- THE TASK -
Your copy should repeat each record exactly and contain none of the pictures.

** DATA UNDER STUDY follows **

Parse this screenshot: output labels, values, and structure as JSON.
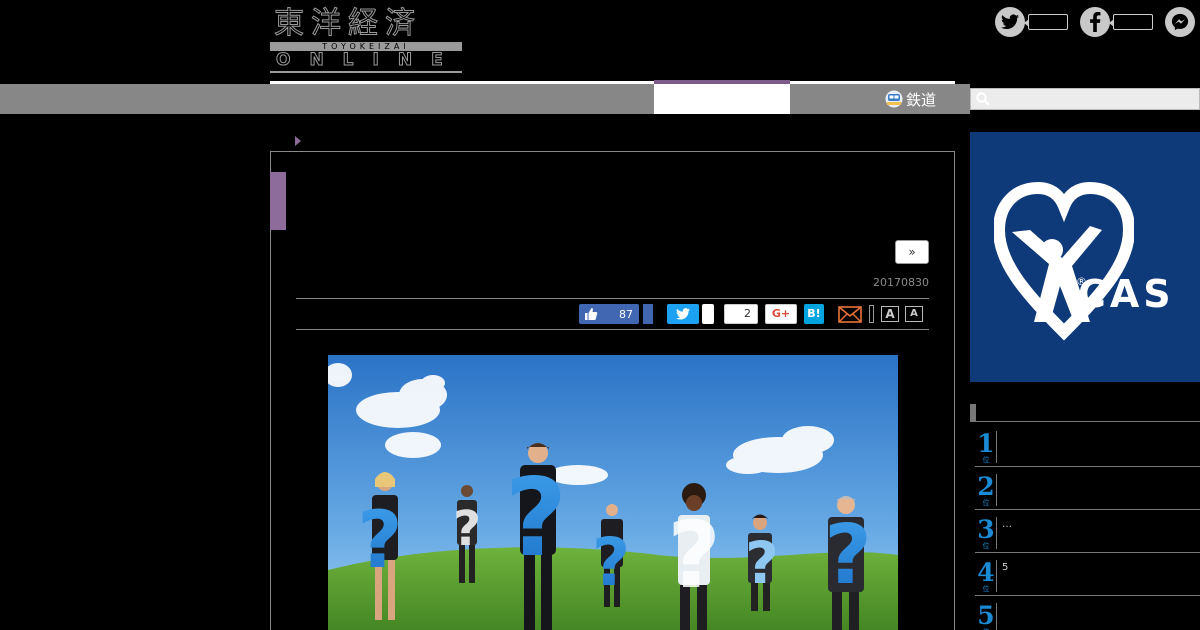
{
  "header": {
    "logo_kanji": "東洋経済",
    "logo_band": "TOYOKEIZAI",
    "logo_online": "ONLINE"
  },
  "social_top": [
    {
      "icon": "twitter-icon"
    },
    {
      "icon": "facebook-icon"
    },
    {
      "icon": "messenger-icon"
    }
  ],
  "nav": {
    "rail_label": "鉄道",
    "search_placeholder": ""
  },
  "article": {
    "next_label": "»",
    "date": "20170830",
    "share": {
      "like_count": "87",
      "hatena_count": "2",
      "gplus_label": "G+",
      "hatena_label": "B!",
      "font_big": "A",
      "font_small": "A"
    }
  },
  "sidebar": {
    "ad_text": "CAS",
    "ranking": [
      {
        "num": "1",
        "suffix": "位",
        "title": ""
      },
      {
        "num": "2",
        "suffix": "位",
        "title": ""
      },
      {
        "num": "3",
        "suffix": "位",
        "title": "…"
      },
      {
        "num": "4",
        "suffix": "位",
        "title": "5"
      },
      {
        "num": "5",
        "suffix": "位",
        "title": ""
      }
    ]
  },
  "colors": {
    "accent_purple": "#8d6b9b",
    "nav_gray": "#878787",
    "ad_blue": "#0f3a7a",
    "rank_blue": "#1a8ad4"
  }
}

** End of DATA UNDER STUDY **

- YOUR RESPONSE -
Parse this screenshot: output labels, values, and structure as JSON.
{
  "header": {
    "logo_kanji": "東洋経済",
    "logo_band": "TOYOKEIZAI",
    "logo_online": "ONLINE"
  },
  "social_top": [
    {
      "icon": "twitter-icon"
    },
    {
      "icon": "facebook-icon"
    },
    {
      "icon": "messenger-icon"
    }
  ],
  "nav": {
    "rail_label": "鉄道",
    "search_placeholder": ""
  },
  "article": {
    "next_label": "»",
    "date": "20170830",
    "share": {
      "like_count": "87",
      "hatena_count": "2",
      "gplus_label": "G+",
      "hatena_label": "B!",
      "font_big": "A",
      "font_small": "A"
    }
  },
  "sidebar": {
    "ad_text": "CAS",
    "ranking": [
      {
        "num": "1",
        "suffix": "位",
        "title": ""
      },
      {
        "num": "2",
        "suffix": "位",
        "title": ""
      },
      {
        "num": "3",
        "suffix": "位",
        "title": "…"
      },
      {
        "num": "4",
        "suffix": "位",
        "title": "5"
      },
      {
        "num": "5",
        "suffix": "位",
        "title": ""
      }
    ]
  },
  "colors": {
    "accent_purple": "#8d6b9b",
    "nav_gray": "#878787",
    "ad_blue": "#0f3a7a",
    "rank_blue": "#1a8ad4"
  }
}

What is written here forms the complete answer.